• **Recorded data**:
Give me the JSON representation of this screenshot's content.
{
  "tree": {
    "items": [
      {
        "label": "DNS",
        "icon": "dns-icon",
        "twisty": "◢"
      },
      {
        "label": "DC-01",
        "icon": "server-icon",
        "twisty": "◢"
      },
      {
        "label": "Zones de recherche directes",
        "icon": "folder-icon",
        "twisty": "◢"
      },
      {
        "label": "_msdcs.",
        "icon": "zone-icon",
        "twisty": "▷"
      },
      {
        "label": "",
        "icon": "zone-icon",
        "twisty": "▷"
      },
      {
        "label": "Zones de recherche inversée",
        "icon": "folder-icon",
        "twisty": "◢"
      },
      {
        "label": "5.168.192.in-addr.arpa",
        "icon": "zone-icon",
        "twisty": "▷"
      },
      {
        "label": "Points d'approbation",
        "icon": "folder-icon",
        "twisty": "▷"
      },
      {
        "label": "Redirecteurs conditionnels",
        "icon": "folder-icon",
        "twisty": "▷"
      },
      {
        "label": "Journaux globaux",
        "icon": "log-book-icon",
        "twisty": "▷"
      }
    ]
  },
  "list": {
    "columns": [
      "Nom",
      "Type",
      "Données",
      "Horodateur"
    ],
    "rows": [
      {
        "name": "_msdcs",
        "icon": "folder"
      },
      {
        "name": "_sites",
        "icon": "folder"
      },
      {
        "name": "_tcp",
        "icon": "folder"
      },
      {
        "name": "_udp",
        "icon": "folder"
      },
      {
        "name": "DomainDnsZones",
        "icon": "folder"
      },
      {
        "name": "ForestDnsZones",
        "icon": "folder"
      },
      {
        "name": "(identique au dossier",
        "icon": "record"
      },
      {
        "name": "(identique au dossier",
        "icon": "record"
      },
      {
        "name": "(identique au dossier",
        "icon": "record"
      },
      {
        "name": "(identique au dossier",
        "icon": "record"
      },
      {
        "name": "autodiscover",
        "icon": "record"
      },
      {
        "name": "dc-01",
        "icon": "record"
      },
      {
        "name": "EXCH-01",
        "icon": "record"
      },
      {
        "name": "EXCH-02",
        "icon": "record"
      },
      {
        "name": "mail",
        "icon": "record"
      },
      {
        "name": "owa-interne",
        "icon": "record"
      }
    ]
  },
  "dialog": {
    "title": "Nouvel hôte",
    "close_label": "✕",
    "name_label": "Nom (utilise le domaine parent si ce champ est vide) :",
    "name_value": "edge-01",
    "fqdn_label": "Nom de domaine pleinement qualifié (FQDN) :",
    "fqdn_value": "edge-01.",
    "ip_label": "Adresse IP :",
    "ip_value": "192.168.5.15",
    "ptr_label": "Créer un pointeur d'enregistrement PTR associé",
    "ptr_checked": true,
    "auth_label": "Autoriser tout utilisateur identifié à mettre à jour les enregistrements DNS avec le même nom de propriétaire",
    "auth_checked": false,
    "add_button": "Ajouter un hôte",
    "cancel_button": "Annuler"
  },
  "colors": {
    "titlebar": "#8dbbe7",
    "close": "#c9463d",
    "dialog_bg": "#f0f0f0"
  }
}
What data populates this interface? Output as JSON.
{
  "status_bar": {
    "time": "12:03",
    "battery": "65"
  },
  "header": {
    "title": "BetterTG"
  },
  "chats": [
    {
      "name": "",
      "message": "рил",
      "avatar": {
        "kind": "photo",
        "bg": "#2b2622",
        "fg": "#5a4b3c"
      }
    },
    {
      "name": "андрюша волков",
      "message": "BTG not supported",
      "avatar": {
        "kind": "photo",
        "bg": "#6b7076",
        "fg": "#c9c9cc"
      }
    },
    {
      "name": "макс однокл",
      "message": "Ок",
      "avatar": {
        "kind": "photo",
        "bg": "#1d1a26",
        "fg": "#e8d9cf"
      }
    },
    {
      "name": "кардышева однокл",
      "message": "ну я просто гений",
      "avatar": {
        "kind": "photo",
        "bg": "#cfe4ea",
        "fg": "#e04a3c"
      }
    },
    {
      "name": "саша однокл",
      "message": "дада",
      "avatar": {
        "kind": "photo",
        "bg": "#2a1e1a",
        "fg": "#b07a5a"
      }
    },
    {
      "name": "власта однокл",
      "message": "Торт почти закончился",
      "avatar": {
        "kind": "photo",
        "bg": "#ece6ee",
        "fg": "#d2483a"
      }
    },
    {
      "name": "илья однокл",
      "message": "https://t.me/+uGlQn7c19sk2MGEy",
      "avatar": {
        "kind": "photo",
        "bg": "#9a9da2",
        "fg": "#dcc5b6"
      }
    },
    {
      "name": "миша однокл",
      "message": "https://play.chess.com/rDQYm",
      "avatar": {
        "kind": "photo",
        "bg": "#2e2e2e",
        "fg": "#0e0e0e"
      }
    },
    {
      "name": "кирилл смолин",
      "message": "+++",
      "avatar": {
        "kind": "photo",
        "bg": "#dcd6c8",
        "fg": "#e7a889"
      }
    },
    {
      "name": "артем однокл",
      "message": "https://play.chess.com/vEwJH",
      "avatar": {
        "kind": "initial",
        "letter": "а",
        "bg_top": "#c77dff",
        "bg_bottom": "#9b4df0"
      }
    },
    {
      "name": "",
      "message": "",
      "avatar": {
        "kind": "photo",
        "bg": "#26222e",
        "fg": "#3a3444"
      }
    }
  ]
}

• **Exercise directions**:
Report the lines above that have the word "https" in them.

• **Result**:
      "message": "https://t.me/+uGlQn7c19sk2MGEy",
      "message": "https://play.chess.com/rDQYm",
      "message": "https://play.chess.com/vEwJH",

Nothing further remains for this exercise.